A quarter of pregnancies,
end in this procedure
So take that at your leisure.
If safety’s your worry then listen don’t hurry
25 million unsafe abortions,
Are done each year
This whole issue brings me a harsh tear
It it were safe,
Women would be saved
Are you hearing me quite clear?
A medical error called
the “chilling effect”
Where the line of abortion is not
Post abortion care goes down
That makes all of us some clowns
If you shun the operation
A stigma will be the occasion
Our culture will be shamed
And we’ll all be to blame
It’s a woman’s right.
If you disagree you can choose as you please.
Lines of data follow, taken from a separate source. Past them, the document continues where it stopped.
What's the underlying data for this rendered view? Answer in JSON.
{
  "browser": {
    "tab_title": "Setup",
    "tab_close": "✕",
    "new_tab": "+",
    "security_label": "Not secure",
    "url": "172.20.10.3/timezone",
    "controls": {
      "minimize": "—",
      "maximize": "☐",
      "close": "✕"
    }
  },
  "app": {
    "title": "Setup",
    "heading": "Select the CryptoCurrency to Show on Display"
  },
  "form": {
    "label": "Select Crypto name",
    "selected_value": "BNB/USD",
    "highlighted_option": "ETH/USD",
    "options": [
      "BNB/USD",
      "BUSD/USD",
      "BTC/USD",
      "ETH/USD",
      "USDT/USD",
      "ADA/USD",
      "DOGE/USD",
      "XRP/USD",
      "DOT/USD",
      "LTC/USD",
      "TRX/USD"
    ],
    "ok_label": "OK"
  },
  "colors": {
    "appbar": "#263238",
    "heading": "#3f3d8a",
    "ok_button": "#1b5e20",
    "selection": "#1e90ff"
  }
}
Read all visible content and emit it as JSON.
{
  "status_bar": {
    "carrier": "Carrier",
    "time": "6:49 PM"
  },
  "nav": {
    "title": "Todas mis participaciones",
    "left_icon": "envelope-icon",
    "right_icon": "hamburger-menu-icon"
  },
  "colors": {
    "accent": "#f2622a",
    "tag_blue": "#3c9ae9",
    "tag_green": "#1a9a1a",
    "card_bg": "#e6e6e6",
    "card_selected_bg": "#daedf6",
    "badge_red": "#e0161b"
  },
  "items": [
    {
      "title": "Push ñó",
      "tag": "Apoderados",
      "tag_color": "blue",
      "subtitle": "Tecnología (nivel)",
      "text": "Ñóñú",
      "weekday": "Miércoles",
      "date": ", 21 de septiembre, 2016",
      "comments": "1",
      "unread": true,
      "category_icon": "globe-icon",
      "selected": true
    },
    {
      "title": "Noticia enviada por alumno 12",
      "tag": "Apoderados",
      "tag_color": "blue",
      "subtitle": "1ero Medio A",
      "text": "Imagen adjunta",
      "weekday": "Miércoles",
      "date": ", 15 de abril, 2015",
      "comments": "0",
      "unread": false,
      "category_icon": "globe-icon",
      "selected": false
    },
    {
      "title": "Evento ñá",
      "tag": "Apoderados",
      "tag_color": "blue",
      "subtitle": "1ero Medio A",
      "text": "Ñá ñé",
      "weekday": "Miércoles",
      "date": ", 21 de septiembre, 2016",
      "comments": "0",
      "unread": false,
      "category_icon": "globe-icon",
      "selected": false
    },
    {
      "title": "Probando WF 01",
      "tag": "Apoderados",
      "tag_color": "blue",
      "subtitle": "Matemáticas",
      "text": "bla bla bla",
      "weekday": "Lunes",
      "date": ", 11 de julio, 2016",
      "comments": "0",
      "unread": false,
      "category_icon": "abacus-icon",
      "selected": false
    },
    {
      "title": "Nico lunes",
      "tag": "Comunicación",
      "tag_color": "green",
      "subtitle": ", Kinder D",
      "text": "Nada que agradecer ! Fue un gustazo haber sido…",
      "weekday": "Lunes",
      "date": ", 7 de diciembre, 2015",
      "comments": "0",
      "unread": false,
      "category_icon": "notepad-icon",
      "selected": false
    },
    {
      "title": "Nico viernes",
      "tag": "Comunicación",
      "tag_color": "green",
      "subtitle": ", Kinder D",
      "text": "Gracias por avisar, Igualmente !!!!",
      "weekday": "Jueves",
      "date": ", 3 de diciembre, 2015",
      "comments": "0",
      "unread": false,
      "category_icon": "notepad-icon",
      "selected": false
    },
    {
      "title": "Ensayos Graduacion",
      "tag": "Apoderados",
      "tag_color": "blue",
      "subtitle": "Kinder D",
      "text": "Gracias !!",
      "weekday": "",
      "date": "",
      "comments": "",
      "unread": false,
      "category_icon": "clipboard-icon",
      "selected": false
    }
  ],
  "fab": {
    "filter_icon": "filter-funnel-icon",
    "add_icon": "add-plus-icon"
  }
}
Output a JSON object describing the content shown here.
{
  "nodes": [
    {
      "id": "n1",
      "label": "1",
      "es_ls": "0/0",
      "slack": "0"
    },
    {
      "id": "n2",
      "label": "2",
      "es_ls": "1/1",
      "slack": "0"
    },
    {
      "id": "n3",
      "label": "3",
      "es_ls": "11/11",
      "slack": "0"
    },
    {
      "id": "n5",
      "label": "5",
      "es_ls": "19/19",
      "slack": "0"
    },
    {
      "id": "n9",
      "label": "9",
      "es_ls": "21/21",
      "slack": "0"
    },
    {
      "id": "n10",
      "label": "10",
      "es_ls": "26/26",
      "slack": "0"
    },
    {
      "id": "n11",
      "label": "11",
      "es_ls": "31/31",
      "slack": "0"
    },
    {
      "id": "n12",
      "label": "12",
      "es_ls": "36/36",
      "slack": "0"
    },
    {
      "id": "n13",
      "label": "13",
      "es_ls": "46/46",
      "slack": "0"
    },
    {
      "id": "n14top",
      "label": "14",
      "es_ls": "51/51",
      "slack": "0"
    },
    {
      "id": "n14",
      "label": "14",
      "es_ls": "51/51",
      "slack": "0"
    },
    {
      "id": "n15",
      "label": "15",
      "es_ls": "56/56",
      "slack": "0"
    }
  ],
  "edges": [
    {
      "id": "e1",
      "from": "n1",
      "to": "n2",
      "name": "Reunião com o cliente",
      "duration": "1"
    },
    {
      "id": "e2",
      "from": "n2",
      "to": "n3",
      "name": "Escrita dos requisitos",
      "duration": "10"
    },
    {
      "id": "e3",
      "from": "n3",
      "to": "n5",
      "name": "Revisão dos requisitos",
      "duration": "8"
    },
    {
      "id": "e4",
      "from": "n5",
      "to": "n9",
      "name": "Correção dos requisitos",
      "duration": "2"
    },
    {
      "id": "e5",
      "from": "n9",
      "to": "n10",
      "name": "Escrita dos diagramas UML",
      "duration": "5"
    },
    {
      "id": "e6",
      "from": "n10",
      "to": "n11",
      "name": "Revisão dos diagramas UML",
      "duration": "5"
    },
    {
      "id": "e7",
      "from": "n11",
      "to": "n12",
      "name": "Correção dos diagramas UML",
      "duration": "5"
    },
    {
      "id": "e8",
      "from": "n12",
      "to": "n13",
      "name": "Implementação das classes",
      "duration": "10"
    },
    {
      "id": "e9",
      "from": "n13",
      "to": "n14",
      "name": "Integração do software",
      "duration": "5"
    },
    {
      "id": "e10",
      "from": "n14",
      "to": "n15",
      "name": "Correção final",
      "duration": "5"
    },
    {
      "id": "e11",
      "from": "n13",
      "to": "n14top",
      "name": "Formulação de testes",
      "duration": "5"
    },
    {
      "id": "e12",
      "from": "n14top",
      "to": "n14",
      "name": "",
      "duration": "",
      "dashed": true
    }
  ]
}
People are delusional, when they think we have already achieved equality in regards to the sexes. This is not the case and the world still struggles to change old patriarchal patterns towards equity and equality for all. Even as recently as 2020, reproductive rights remain a major element in women’s fight for equality in multiple countries across the globe.
As depicted in the movie “When Women Won”, Ireland has just allowed the right for safe and legal abortions in 2018, which is only two years ago. Before that, women had to travel to England, literally cross a country border, to receive a safe abortion and be able to decide over their own body and their reproductive rights. The referendum which was adopted on the 28th of May 2018, granted the repeal of the almost constitutional abortion ban.
This illustrates that the world is very far from the progress women’s rights advocates aspire to see. Literal baby steps are taken in regard to women’s reproductive rights, because Ireland is not the only country which is late in history. The USA, for example has shown in the last couple of years that history can also go backwards in its timeline, when a couple of states, e.g. Virginia, decided to ban abortions and to deem it illegal. When this did not work out completely, the state aggravated its abortion laws, which made it a lot harder for women to seek an abortion when needed.
However, Virginia was eventually sued over their unfair abortion laws by Planned Parenthood, Center for Reproductive Rights, and the American Civil Liberties Union of Virginia. The lawsuit considered the following laws as “burdensome and medically unnecessary”:
- Second trimester abortions must be performed in a hospital;
- Abortions must only be performed by a physician;
- Medical facilities providing more than four first trimester abortions per month must undergo strict licensing requirements;
- Patients must undergo an ultrasound and counseling 24 hours before an abortion, requiring them to make two trips to a clinic; and
- Abortion is a class 4 felony if the requirements are not followed
The plaintiffs claimed that “the Commonwealth of Virginia has spent over four decades enacting layer upon layer of unnecessary and onerous abortion statutes and regulations.”
The list goes on: El Salvador and Nicaragua, in Central America, still enforce discriminatory laws that ban abortions in almost all conditions. More than 40% of the world’s women in childbearing age live in countries where, abortion is medically either very restricted, not accessible at all or banned and illegal, with partly grave penalties as a result of violation of the law.
Politically conscious art as backlash: Amanda Palmer’s “There Will Be No Intermission”
The Handmaid’s Tale, by Victoria Pickering, CC BY-NC-ND 2.0